**Records supplied:**
+ + + + + + +
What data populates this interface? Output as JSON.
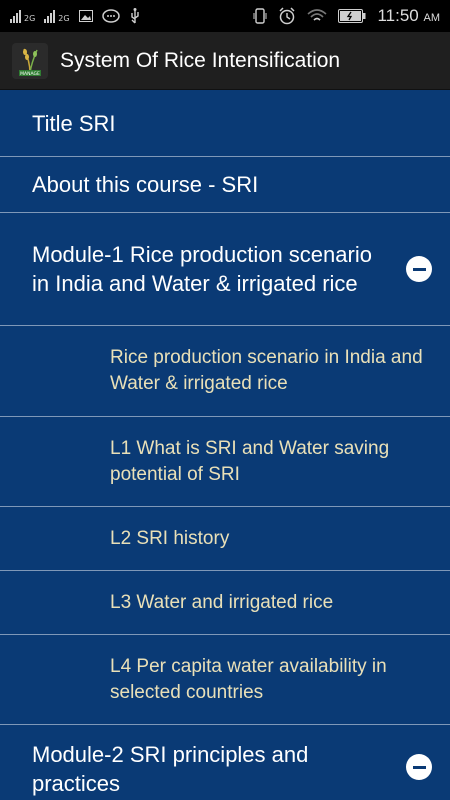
{
  "status_bar": {
    "network_label_1": "2G",
    "network_label_2": "2G",
    "time": "11:50",
    "ampm": "AM"
  },
  "app_bar": {
    "title": "System Of Rice Intensification",
    "logo_caption": "MANAGE"
  },
  "menu": {
    "title_sri": "Title SRI",
    "about": "About this course - SRI",
    "module1": {
      "label": "Module-1 Rice production scenario in India and Water & irrigated rice",
      "lessons": [
        "Rice production scenario in India and Water & irrigated rice",
        "L1 What is SRI and Water saving potential of SRI",
        "L2 SRI history",
        "L3 Water and irrigated rice",
        "L4 Per capita water availability in selected countries"
      ]
    },
    "module2": {
      "label": "Module-2 SRI principles and practices"
    }
  },
  "colors": {
    "background": "#0a3a75",
    "divider": "#7f98b8",
    "lesson_text": "#e9e0b8"
  }
}
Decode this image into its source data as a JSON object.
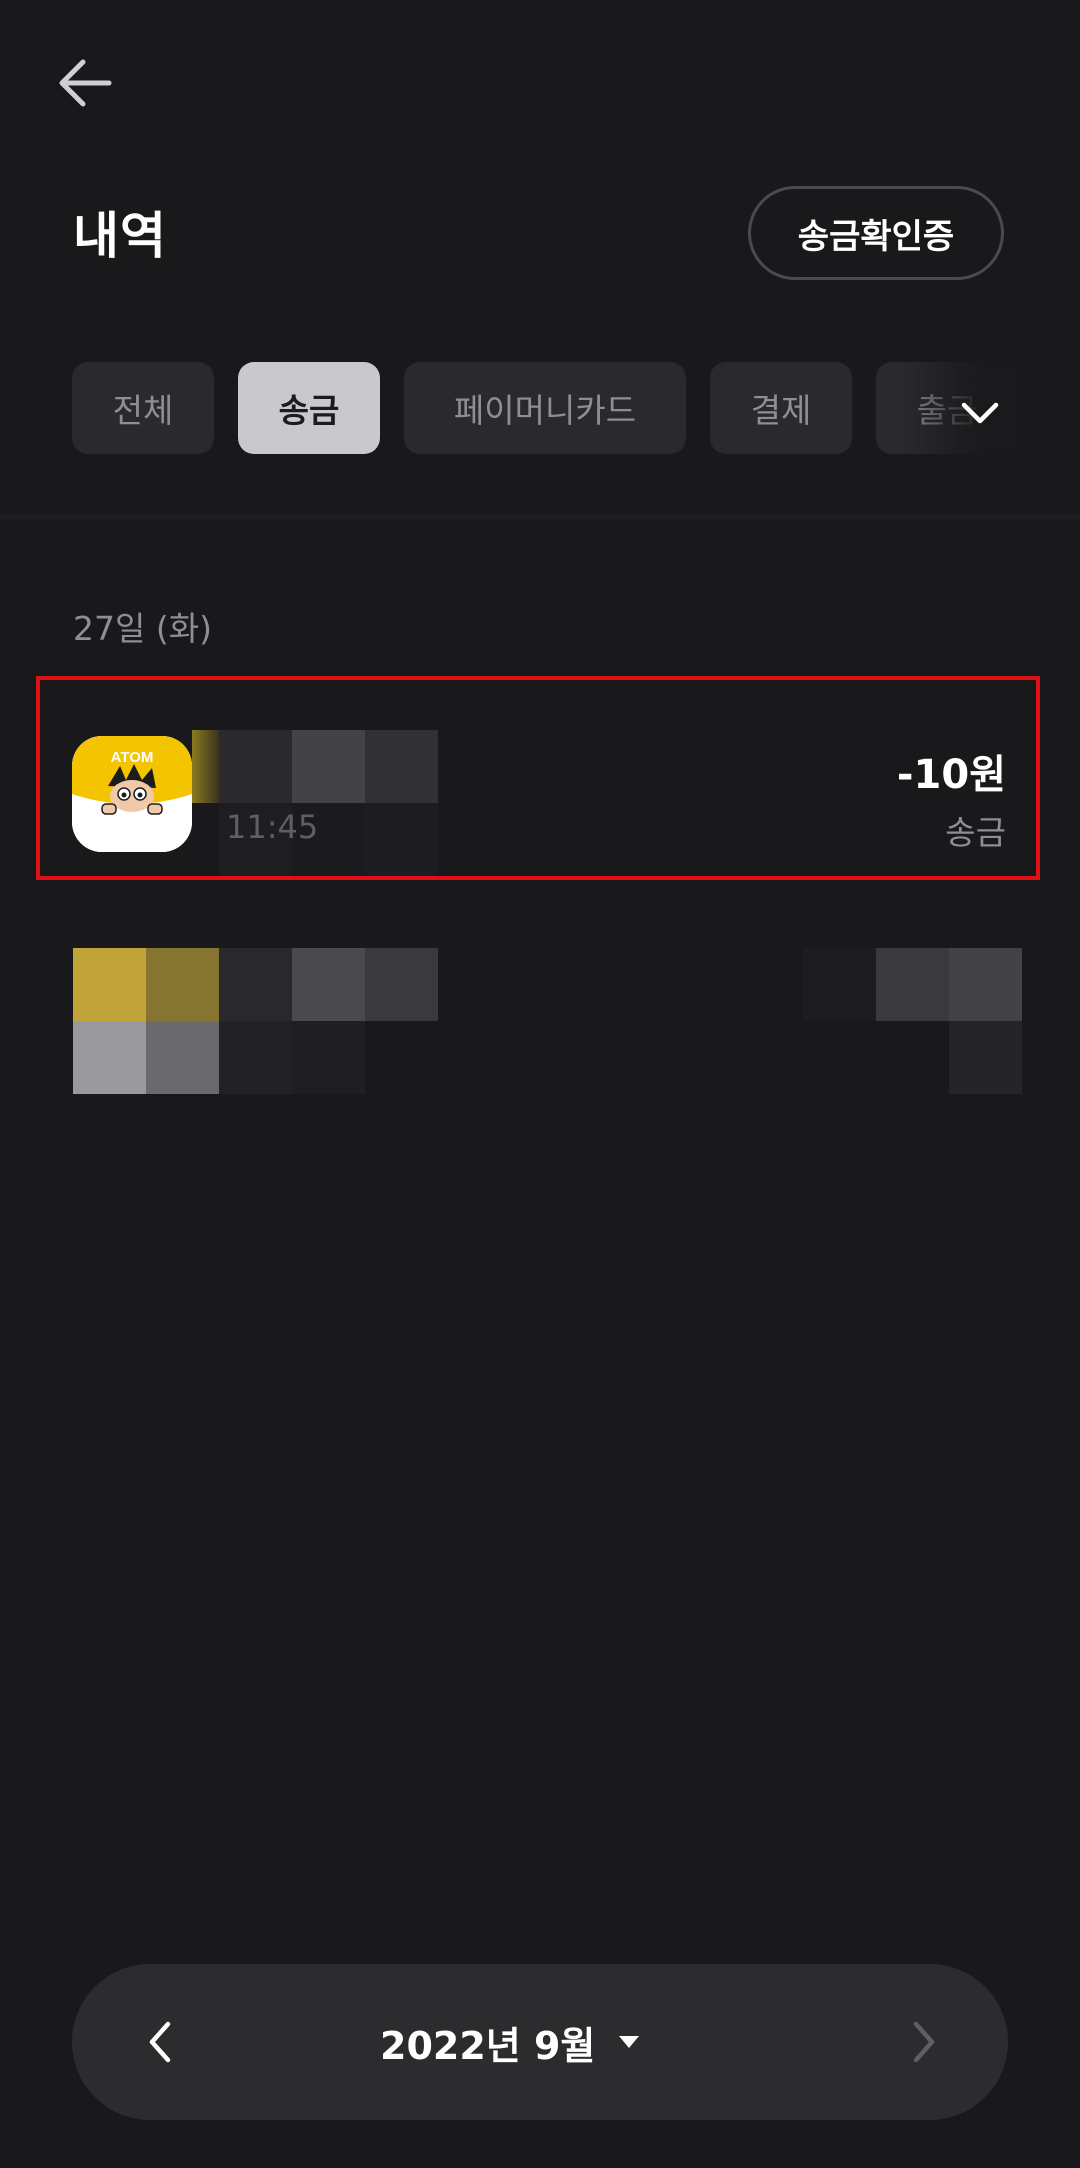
{
  "header": {
    "title": "내역",
    "confirm_button": "송금확인증"
  },
  "tabs": [
    {
      "label": "전체",
      "active": false
    },
    {
      "label": "송금",
      "active": true
    },
    {
      "label": "페이머니카드",
      "active": false
    },
    {
      "label": "결제",
      "active": false
    },
    {
      "label": "출금",
      "active": false
    }
  ],
  "list": {
    "date_header": "27일 (화)",
    "transactions": [
      {
        "avatar_text": "ATOM",
        "time": "11:45",
        "amount": "-10원",
        "type": "송금"
      }
    ]
  },
  "month_selector": {
    "label": "2022년 9월"
  },
  "icons": {
    "back": "arrow-left-icon",
    "tabs_more": "chevron-down-icon",
    "prev": "chevron-left-icon",
    "next": "chevron-right-icon",
    "month_dropdown": "caret-down-icon"
  },
  "colors": {
    "background": "#19191b",
    "active_tab": "#c8c8cd",
    "highlight_border": "#e01018",
    "avatar_yellow": "#f5c400"
  }
}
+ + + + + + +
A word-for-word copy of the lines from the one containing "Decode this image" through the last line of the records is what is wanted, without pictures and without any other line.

**Response:**
Decode this image into its source data as a JSON object.
{
  "header": {
    "title": "내역",
    "confirm_button": "송금확인증"
  },
  "tabs": [
    {
      "label": "전체",
      "active": false
    },
    {
      "label": "송금",
      "active": true
    },
    {
      "label": "페이머니카드",
      "active": false
    },
    {
      "label": "결제",
      "active": false
    },
    {
      "label": "출금",
      "active": false
    }
  ],
  "list": {
    "date_header": "27일 (화)",
    "transactions": [
      {
        "avatar_text": "ATOM",
        "time": "11:45",
        "amount": "-10원",
        "type": "송금"
      }
    ]
  },
  "month_selector": {
    "label": "2022년 9월"
  },
  "icons": {
    "back": "arrow-left-icon",
    "tabs_more": "chevron-down-icon",
    "prev": "chevron-left-icon",
    "next": "chevron-right-icon",
    "month_dropdown": "caret-down-icon"
  },
  "colors": {
    "background": "#19191b",
    "active_tab": "#c8c8cd",
    "highlight_border": "#e01018",
    "avatar_yellow": "#f5c400"
  }
}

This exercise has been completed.